Independent living centers

Independent living centers are a free community resource that provide peer counseling, independent living skills training, individual and systems advocacy, and information and referrals for individuals with significant disabilities. WIOA added the requirement that these centers help out-of-school youth with significant disabilities transition to postsecondary life. Currently, independent living services are available in half of the counties in North Carolina. You can find out if your county is served by a center online at http://ncsilc.org/centers/.

One-stop centers

One-stop centers (also called American job centers) are an underutilized, free resource for transitioning-aged youths. There are around a hundred job centers throughout the state. These centers can assist in-school and out-of-school youth with career exploration and guidance, work experiences, and job training. WIOA has ensured that the centers are physically and programmatically accessible for people with disabilities. If you find that a one-stop center is not accessible, contact Disability Rights North Carolina for assistance.

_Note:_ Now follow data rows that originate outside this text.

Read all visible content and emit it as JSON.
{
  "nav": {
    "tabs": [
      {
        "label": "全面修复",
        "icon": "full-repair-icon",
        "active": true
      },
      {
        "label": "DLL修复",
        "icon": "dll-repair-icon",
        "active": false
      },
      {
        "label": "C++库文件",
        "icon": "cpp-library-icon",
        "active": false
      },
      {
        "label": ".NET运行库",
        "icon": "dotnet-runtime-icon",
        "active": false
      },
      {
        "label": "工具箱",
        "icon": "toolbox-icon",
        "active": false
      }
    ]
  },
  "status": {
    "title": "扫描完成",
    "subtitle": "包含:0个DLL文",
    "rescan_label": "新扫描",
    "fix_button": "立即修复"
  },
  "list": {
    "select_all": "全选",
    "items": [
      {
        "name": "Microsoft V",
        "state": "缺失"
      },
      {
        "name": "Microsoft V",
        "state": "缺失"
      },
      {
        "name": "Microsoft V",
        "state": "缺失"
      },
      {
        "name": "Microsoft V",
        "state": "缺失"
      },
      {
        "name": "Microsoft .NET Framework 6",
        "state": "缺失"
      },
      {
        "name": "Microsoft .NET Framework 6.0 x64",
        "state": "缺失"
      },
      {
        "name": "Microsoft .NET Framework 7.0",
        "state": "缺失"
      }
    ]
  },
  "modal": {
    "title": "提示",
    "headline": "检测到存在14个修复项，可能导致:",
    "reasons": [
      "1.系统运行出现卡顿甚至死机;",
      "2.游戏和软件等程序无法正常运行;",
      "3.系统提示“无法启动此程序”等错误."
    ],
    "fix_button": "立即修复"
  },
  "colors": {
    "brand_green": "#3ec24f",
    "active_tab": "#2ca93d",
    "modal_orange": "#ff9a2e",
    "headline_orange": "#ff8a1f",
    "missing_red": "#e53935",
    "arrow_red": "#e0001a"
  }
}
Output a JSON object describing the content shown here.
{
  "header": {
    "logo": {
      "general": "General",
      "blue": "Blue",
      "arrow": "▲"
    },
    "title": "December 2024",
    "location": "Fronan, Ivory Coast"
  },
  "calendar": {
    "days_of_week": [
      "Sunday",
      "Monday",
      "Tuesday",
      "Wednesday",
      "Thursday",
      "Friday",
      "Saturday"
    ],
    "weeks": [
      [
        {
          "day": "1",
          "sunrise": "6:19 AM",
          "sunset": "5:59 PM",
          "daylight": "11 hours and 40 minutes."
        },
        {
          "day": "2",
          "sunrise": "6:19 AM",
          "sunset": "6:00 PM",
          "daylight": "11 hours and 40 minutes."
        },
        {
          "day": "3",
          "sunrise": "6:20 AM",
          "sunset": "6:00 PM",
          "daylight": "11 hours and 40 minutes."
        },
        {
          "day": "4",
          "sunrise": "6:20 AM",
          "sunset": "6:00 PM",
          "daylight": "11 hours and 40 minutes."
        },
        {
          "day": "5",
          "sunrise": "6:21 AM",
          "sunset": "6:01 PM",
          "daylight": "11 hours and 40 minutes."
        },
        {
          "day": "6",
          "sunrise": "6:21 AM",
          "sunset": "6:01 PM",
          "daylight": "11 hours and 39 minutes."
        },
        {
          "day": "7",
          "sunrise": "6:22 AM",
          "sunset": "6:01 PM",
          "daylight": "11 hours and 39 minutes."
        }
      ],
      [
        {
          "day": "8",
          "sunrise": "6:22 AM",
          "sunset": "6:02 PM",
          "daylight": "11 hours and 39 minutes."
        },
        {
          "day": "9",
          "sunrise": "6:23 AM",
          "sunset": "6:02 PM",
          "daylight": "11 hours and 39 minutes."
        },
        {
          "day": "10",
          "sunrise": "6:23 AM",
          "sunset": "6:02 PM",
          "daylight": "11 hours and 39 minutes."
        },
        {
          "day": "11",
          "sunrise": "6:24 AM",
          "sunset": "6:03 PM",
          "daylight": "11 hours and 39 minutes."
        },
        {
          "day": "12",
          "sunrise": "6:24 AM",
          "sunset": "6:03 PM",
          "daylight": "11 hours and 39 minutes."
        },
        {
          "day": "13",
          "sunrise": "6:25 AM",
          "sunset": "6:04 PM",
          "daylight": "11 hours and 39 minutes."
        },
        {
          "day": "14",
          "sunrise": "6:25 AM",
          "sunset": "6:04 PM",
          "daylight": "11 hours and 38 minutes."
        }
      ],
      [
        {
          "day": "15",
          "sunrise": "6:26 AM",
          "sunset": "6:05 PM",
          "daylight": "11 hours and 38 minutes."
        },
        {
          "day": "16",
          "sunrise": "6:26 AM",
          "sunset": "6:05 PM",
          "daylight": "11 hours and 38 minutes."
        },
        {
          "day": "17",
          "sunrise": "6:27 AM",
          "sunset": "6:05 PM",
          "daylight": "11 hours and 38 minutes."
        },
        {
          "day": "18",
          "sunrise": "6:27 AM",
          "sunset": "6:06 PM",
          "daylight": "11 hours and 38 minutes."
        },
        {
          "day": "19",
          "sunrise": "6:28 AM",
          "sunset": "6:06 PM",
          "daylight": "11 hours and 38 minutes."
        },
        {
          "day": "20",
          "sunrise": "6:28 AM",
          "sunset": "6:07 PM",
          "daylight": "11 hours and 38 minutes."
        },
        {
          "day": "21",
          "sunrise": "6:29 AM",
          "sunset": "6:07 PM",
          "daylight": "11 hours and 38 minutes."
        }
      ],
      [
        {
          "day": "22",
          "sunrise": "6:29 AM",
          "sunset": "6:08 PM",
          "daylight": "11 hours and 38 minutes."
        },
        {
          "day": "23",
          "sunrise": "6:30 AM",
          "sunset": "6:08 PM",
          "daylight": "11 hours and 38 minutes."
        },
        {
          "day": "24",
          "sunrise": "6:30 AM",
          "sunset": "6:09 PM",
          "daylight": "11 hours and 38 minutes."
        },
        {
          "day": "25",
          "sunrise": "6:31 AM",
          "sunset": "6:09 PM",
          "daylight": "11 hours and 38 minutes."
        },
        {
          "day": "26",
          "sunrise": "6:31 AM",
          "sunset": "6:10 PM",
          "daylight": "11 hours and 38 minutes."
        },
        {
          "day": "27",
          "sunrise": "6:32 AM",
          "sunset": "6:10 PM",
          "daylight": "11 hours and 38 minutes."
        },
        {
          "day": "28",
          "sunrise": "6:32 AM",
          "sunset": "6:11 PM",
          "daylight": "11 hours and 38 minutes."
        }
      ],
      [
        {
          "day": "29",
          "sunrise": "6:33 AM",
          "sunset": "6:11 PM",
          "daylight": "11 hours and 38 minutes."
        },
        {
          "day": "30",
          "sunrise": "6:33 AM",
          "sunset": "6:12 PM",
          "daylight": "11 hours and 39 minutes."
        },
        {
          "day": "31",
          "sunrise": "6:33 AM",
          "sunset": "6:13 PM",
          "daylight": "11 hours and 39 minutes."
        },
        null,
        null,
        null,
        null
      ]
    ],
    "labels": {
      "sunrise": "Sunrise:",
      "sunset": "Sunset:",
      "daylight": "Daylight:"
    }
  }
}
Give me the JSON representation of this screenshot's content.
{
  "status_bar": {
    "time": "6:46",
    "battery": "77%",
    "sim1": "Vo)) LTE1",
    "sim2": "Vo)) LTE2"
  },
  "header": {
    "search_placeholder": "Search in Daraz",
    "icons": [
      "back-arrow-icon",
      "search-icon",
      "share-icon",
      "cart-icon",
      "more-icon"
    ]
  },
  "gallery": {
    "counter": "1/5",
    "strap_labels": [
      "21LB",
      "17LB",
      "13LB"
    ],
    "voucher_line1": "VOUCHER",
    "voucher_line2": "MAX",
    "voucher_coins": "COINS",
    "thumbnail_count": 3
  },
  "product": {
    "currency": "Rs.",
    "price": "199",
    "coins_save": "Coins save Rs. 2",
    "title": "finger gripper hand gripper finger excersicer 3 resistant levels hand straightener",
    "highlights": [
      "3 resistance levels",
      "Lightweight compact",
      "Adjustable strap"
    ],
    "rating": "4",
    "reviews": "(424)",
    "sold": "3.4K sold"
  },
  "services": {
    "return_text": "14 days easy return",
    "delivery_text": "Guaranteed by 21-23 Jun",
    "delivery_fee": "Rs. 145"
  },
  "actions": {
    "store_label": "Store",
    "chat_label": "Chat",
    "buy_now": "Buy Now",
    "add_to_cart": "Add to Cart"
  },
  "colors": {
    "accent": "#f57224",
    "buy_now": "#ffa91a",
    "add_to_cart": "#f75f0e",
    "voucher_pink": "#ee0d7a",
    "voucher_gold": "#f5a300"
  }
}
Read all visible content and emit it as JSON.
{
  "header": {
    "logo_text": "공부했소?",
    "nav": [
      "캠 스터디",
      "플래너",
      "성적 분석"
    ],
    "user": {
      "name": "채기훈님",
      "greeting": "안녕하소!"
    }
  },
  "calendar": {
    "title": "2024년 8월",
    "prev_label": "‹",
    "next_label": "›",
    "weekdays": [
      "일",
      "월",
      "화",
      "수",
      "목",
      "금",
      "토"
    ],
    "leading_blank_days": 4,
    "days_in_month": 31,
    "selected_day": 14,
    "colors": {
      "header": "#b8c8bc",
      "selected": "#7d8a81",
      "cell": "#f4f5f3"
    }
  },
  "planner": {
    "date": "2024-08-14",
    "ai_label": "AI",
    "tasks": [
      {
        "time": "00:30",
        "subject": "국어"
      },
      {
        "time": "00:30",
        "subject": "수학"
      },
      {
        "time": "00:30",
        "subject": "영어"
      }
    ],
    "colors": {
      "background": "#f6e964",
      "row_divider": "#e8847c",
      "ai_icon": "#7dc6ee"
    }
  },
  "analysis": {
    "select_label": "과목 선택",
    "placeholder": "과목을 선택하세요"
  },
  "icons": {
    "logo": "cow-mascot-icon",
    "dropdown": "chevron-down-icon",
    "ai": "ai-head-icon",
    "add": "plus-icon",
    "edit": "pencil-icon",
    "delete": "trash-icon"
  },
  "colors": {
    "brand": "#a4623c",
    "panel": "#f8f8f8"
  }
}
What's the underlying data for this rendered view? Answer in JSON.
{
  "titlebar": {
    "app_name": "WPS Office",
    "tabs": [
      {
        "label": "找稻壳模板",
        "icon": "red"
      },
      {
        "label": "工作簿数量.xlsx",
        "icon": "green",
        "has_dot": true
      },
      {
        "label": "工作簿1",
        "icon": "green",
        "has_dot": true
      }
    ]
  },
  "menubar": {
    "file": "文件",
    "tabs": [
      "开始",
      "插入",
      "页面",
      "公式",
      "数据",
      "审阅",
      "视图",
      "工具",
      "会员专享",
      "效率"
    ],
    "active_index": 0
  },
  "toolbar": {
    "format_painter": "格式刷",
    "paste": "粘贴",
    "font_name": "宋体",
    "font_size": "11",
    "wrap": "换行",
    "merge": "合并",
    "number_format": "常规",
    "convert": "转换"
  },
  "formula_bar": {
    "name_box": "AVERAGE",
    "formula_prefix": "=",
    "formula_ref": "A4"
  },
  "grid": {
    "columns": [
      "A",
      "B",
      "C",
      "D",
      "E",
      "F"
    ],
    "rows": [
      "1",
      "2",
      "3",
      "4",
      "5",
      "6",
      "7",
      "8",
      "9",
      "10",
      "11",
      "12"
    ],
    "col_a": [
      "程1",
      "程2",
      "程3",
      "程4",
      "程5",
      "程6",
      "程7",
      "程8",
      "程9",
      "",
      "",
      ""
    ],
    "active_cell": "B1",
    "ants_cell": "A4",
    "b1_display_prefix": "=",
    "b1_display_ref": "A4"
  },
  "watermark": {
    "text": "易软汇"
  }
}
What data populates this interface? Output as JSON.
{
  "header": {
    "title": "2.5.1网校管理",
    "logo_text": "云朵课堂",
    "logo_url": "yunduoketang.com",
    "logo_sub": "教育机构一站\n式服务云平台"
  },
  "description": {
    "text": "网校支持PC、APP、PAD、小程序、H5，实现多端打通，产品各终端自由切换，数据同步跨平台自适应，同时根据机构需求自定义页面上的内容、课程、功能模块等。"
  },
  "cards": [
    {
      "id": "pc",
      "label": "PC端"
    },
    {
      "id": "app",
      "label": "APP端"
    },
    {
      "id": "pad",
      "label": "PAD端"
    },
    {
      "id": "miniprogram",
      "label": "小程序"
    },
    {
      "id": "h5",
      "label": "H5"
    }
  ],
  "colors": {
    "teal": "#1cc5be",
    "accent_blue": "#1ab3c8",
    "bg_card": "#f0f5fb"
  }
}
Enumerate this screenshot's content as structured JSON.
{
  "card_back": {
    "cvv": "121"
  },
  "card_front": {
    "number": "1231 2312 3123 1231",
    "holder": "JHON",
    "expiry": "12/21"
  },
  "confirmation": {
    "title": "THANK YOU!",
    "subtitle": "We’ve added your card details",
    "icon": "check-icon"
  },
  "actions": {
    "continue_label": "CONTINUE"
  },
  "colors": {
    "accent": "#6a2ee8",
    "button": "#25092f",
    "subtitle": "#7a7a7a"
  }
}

Subminimum wage employment

Labor laws permit employers holding a subminimum wage certificate to pay people with disabilities a special wage that is less than the minimum wage. WIOA makes it clear that a youth with a disability may be employed at this special wage only if he or she has received a meaningful opportunity to prepare for and obtain employment at or above the minimum wage. A “meaningful opportunity” means the youth must have been provided with appropriate transition services under the IDEA, pre-employment transition services, VR or DSB employment services, career counseling, and referrals for other employment-related supports. WIOA also provides that educational programs may not enter into an arrangement with subminimum wage employers under which students or transitioning youth with disabilities will be paid a subminimum wage.

WIOA represents a major step forward in the struggle to improve employment outcomes for persons with disabilities. It seeks to develop a new generation of better prepared, better trained youth to combat unemployment and subminimum wages. But its ultimate success will depend on how well schools and other education programs link its youth to these available and much-needed services.

Chris Hodgson

Chris joined Disability Rights NC in August 2015 as an employment law fellow.